• _Required action_
Your task is to retype, exactly and without pictures, the line holding "Enumerate this screenshot's" and each line that follows it to the end of the entries.

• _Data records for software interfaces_

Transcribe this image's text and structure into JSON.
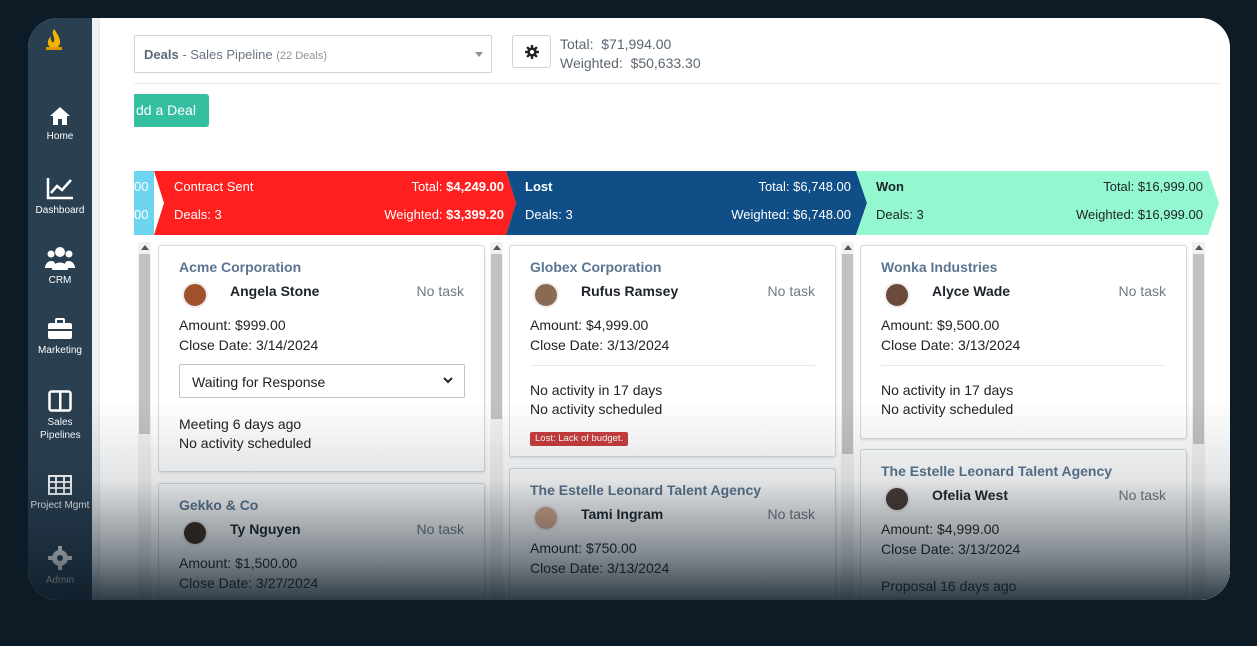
{
  "sidebar": {
    "items": [
      {
        "label": "Home",
        "icon": "home-icon"
      },
      {
        "label": "Dashboard",
        "icon": "chart-line-icon"
      },
      {
        "label": "CRM",
        "icon": "users-icon"
      },
      {
        "label": "Marketing",
        "icon": "briefcase-icon"
      },
      {
        "label": "Sales Pipelines",
        "icon": "columns-icon"
      },
      {
        "label": "Project Mgmt",
        "icon": "table-icon"
      },
      {
        "label": "Admin",
        "icon": "gear-icon"
      }
    ]
  },
  "header": {
    "pipeline_bold": "Deals",
    "pipeline_name": " - Sales Pipeline ",
    "pipeline_count": "(22 Deals)",
    "total_label": "Total:",
    "total_value": "$71,994.00",
    "weighted_label": "Weighted:",
    "weighted_value": "$50,633.30",
    "add_deal_label": "dd a Deal"
  },
  "stages": [
    {
      "name": "",
      "total": "00",
      "deals": "00",
      "color": "#6dd5ef"
    },
    {
      "name": "Contract Sent",
      "total_label": "Total:",
      "total": "$4,249.00",
      "deals": "Deals: 3",
      "weighted_label": "Weighted:",
      "weighted": "$3,399.20",
      "color": "#ff1f1f"
    },
    {
      "name": "Lost",
      "total_label": "Total:",
      "total": "$6,748.00",
      "deals": "Deals: 3",
      "weighted_label": "Weighted:",
      "weighted": "$6,748.00",
      "color": "#0f4e86"
    },
    {
      "name": "Won",
      "total_label": "Total:",
      "total": "$16,999.00",
      "deals": "Deals: 3",
      "weighted_label": "Weighted:",
      "weighted": "$16,999.00",
      "color": "#93f7cf"
    }
  ],
  "columns": [
    {
      "cards": [
        {
          "company": "Acme Corporation",
          "person": "Angela Stone",
          "task": "No task",
          "amount": "Amount: $999.00",
          "close": "Close Date: 3/14/2024",
          "status": "Waiting for Response",
          "activity1": "Meeting 6 days ago",
          "activity2": "No activity scheduled",
          "avatar_color": "#a0522d"
        },
        {
          "company": "Gekko & Co",
          "person": "Ty Nguyen",
          "task": "No task",
          "amount": "Amount: $1,500.00",
          "close": "Close Date: 3/27/2024",
          "avatar_color": "#3a2a20"
        }
      ]
    },
    {
      "cards": [
        {
          "company": "Globex Corporation",
          "person": "Rufus Ramsey",
          "task": "No task",
          "amount": "Amount: $4,999.00",
          "close": "Close Date: 3/13/2024",
          "activity1": "No activity in 17 days",
          "activity2": "No activity scheduled",
          "tag": "Lost: Lack of budget.",
          "avatar_color": "#8a6a52"
        },
        {
          "company": "The Estelle Leonard Talent Agency",
          "person": "Tami Ingram",
          "task": "No task",
          "amount": "Amount: $750.00",
          "close": "Close Date: 3/13/2024",
          "avatar_color": "#d8a88a"
        }
      ]
    },
    {
      "cards": [
        {
          "company": "Wonka Industries",
          "person": "Alyce Wade",
          "task": "No task",
          "amount": "Amount: $9,500.00",
          "close": "Close Date: 3/13/2024",
          "activity1": "No activity in 17 days",
          "activity2": "No activity scheduled",
          "avatar_color": "#6b4a3a"
        },
        {
          "company": "The Estelle Leonard Talent Agency",
          "person": "Ofelia West",
          "task": "No task",
          "amount": "Amount: $4,999.00",
          "close": "Close Date: 3/13/2024",
          "activity1": "Proposal 16 days ago",
          "avatar_color": "#4a3a34"
        }
      ]
    }
  ]
}
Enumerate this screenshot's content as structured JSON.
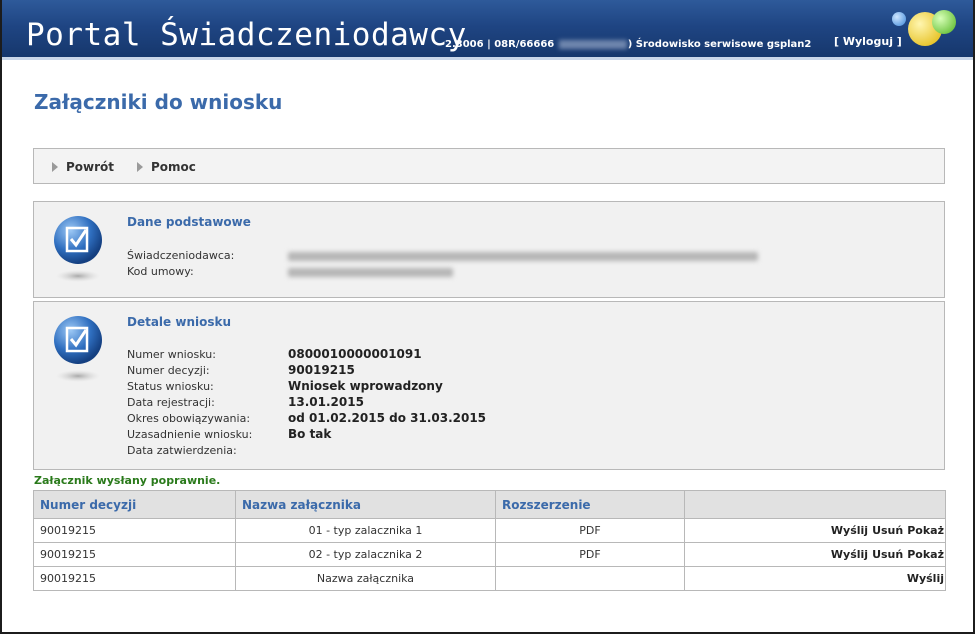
{
  "header": {
    "title": "Portal Świadczeniodawcy",
    "version": "2.3006 | 08R/66666",
    "environment": ") Środowisko serwisowe gsplan2",
    "logout_label": "[ Wyloguj ]"
  },
  "page": {
    "title": "Załączniki do wniosku"
  },
  "toolbar": {
    "back_label": "Powrót",
    "help_label": "Pomoc"
  },
  "basic_data": {
    "title": "Dane podstawowe",
    "provider_label": "Świadczeniodawca:",
    "contract_label": "Kod umowy:"
  },
  "request_details": {
    "title": "Detale wniosku",
    "fields": [
      {
        "label": "Numer wniosku:",
        "value": "0800010000001091"
      },
      {
        "label": "Numer decyzji:",
        "value": "90019215"
      },
      {
        "label": "Status wniosku:",
        "value": "Wniosek wprowadzony"
      },
      {
        "label": "Data rejestracji:",
        "value": "13.01.2015"
      },
      {
        "label": "Okres obowiązywania:",
        "value": "od 01.02.2015 do 31.03.2015"
      },
      {
        "label": "Uzasadnienie wniosku:",
        "value": "Bo tak"
      },
      {
        "label": "Data zatwierdzenia:",
        "value": ""
      }
    ]
  },
  "message": "Załącznik wysłany poprawnie.",
  "table": {
    "headers": [
      "Numer decyzji",
      "Nazwa załącznika",
      "Rozszerzenie",
      ""
    ],
    "rows": [
      {
        "decision": "90019215",
        "name": "01 - typ zalacznika 1",
        "ext": "PDF",
        "send": "Wyślij",
        "delete": "Usuń",
        "show": "Pokaż"
      },
      {
        "decision": "90019215",
        "name": "02 - typ zalacznika 2",
        "ext": "PDF",
        "send": "Wyślij",
        "delete": "Usuń",
        "show": "Pokaż"
      },
      {
        "decision": "90019215",
        "name": "Nazwa załącznika",
        "ext": "",
        "send": "Wyślij"
      }
    ]
  },
  "colors": {
    "header_blue": "#1f4583",
    "title_blue": "#3b6aaa",
    "success_green": "#2a7a1b"
  }
}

• _Response area_
Enumerate this screenshot's content as structured JSON.
{
  "header": {
    "title": "Portal Świadczeniodawcy",
    "version": "2.3006 | 08R/66666",
    "environment": ") Środowisko serwisowe gsplan2",
    "logout_label": "[ Wyloguj ]"
  },
  "page": {
    "title": "Załączniki do wniosku"
  },
  "toolbar": {
    "back_label": "Powrót",
    "help_label": "Pomoc"
  },
  "basic_data": {
    "title": "Dane podstawowe",
    "provider_label": "Świadczeniodawca:",
    "contract_label": "Kod umowy:"
  },
  "request_details": {
    "title": "Detale wniosku",
    "fields": [
      {
        "label": "Numer wniosku:",
        "value": "0800010000001091"
      },
      {
        "label": "Numer decyzji:",
        "value": "90019215"
      },
      {
        "label": "Status wniosku:",
        "value": "Wniosek wprowadzony"
      },
      {
        "label": "Data rejestracji:",
        "value": "13.01.2015"
      },
      {
        "label": "Okres obowiązywania:",
        "value": "od 01.02.2015 do 31.03.2015"
      },
      {
        "label": "Uzasadnienie wniosku:",
        "value": "Bo tak"
      },
      {
        "label": "Data zatwierdzenia:",
        "value": ""
      }
    ]
  },
  "message": "Załącznik wysłany poprawnie.",
  "table": {
    "headers": [
      "Numer decyzji",
      "Nazwa załącznika",
      "Rozszerzenie",
      ""
    ],
    "rows": [
      {
        "decision": "90019215",
        "name": "01 - typ zalacznika 1",
        "ext": "PDF",
        "send": "Wyślij",
        "delete": "Usuń",
        "show": "Pokaż"
      },
      {
        "decision": "90019215",
        "name": "02 - typ zalacznika 2",
        "ext": "PDF",
        "send": "Wyślij",
        "delete": "Usuń",
        "show": "Pokaż"
      },
      {
        "decision": "90019215",
        "name": "Nazwa załącznika",
        "ext": "",
        "send": "Wyślij"
      }
    ]
  },
  "colors": {
    "header_blue": "#1f4583",
    "title_blue": "#3b6aaa",
    "success_green": "#2a7a1b"
  }
}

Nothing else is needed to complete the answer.